[dropcap]T[/dropcap]his week, Armitage Gone! Dance, under the direction of daring choreographer Karole Armitage, took the stage at the Joyce Theater in New York for a two week, two program concert run spanning from April 26-May 8th. The show, no matter what night you choose to see it, promises to be anything but tame. With seven rehearsals to go before the dancers moved into the theater, I sat down with Karole Armitage at the company’s rehearsal home, Dance Theatre of Harlem, to get a sneak peek of both her new work and repertory that has been refreshed and revamped for this unique company season. Program A of the Armitage Gone! Dance season will incorporate Ligeti Essays and Drastic Classicism, both older works continuously evolving since creation, as well as the world premiere of Armitage’s newest work GAGA-GaKu, performed with selected members of Dance Theatre of Harlem Ensemble. Program B will show Three Theories, a full-evening piece premiered in 2010 dealing in universal physical laws and phenomena. In my observation of two of Armitage’s pieces, Ligeti Essays and GAGA-Gaku, it didn’t take long for me to realize the full scale of Armitage’s ambition, fed by a fascination with human experience.

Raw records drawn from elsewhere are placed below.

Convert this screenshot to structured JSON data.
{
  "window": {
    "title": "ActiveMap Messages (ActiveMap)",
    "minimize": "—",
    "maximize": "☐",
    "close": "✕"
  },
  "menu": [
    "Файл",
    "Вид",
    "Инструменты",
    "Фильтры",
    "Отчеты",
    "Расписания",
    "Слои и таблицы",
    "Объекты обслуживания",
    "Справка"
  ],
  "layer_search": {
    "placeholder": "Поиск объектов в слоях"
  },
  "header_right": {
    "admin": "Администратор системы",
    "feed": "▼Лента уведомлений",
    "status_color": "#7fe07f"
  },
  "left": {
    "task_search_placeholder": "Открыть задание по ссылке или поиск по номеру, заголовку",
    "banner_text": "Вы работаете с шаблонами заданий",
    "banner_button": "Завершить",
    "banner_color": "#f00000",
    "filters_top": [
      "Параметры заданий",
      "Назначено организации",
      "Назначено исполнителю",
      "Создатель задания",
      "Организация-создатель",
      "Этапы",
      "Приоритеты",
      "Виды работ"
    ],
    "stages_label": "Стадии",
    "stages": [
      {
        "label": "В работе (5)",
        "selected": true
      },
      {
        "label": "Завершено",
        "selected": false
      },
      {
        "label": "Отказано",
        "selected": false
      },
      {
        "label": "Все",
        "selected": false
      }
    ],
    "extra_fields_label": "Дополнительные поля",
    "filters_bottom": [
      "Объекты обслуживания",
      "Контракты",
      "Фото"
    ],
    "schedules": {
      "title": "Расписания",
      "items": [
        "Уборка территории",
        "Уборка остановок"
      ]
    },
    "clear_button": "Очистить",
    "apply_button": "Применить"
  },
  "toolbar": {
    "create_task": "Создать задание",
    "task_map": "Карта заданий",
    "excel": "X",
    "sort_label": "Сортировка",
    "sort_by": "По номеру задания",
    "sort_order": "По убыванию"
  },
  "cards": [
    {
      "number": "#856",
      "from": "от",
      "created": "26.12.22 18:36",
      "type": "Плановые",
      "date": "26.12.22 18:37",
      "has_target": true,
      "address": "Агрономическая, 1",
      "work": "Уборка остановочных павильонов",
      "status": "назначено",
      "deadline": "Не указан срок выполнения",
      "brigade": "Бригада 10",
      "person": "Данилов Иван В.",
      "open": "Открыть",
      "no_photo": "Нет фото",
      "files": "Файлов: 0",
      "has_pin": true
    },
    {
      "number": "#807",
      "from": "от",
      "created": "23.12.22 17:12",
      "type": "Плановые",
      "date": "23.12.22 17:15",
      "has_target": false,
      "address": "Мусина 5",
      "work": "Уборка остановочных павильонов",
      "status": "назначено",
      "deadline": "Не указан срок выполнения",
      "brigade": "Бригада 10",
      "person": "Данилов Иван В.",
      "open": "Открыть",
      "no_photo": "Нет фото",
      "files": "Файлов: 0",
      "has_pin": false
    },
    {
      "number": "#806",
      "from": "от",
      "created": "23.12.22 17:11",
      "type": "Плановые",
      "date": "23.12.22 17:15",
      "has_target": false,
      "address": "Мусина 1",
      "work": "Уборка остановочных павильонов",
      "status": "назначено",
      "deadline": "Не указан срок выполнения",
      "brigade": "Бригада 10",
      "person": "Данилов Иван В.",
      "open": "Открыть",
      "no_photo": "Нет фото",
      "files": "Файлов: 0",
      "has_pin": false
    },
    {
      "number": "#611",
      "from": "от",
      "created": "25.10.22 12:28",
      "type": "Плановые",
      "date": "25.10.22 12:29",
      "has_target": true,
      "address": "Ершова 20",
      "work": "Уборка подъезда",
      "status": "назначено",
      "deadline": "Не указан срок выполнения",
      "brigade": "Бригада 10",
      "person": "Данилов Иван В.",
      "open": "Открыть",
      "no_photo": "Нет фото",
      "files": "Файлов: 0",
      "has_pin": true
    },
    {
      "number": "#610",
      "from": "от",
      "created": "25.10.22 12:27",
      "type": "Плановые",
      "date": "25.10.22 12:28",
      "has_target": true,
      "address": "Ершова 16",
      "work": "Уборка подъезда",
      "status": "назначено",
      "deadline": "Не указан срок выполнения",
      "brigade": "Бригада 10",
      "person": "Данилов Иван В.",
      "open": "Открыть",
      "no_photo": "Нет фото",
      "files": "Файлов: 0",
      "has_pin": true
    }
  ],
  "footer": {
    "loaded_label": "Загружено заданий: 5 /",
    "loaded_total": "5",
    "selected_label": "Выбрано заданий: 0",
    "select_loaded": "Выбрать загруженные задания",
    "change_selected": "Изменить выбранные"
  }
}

[quote_right author=”— Karole Armitage”]
Art gives you a chance to think about the world, to clarify your priorities.
With dancers discussing counts in imagined wings, watching footage of repertory and analyzing key partnering moments, it was clear that the attention to perfection begins in the studio. To foster versatility, Armitage keeps company members from getting too comfortable. At any given run, they may switch roles from those previously rehearsed. To begin rehearsal, she suggested a “radical” version of repertory piece Ligeti Essays in which new dancers stepped into new roles. Ligeti Essays is not a matter of just knowing steps either—it is a piece delving deeply into character psyches. Inspired by the sparse yet powerful vocal compositions of György Ligeti, the dance weaves itself between synchronicity with the music and careful movement embellishment of silences. Armitage shows her ear for the music in speaking back with dancer-created rhythms and dynamic rebuttal to sound. The effect is almost akin to walking down busy city streets, catching slight glimpses of conversations that range in mood from kooky and lighthearted to deeply dark and conflicted. Armitage told me she wanted to look at “archetypal identities” that range every aspect of human consciousness “from sarcastic to stoic, injust to frivolous.”
Rehearsal continued with polishing of GAGA-Gaku, still in its finishing stages before premiere. Set to Japanese court music through the electric guitar medium, this piece evokes, as Armitage put it,“ a Cambodian temple plopped in the center of New York City.” Here, a conglomeration of culture and mixed dance genres make for an experience that is “transcultural, transsexual, and transexperiential.” The piece incorporates ornate hands of court dancing, flat feet perfect for rhythm-making (unique for a contemporary ballet company), bodies as sculptural scenery and call and response of chorus versus soloists. GAGA-Gaku is this time not about characters themselves but about chaos under order—the storm beneath the meditation. It is an offering of respect for a lack of control. And it stands very true to the Armitage perspective. As she told me, “Art gives you a chance to think about the world, to clarify your priorities.” It seems this piece is coming at a crucial time, when global understanding is key to both personal and political spheres. It is the time to collaborate, to embrace the innumerable influences that form our voices.
Armitage Gone! Dance is all about artistic collaboration. Karole Armitage uses live musicians often in her pieces, collaborates with fashion designers for costumes, and visual artists for sets. In this practice, she brings dance out of isolation and instead frames it in a larger context. Music is not layered on top but directly confronted as if to be a “full partner.” For a company with strong balletic focus, there is no end to breaking the boundaries of classicism in order to unearth new truths. Armitage and her dancers will continue to explore the “real forces that inhabit us” because it is the perfect opportunity to compare notes, to find connection. Do not miss this chance to see what she has discovered so far.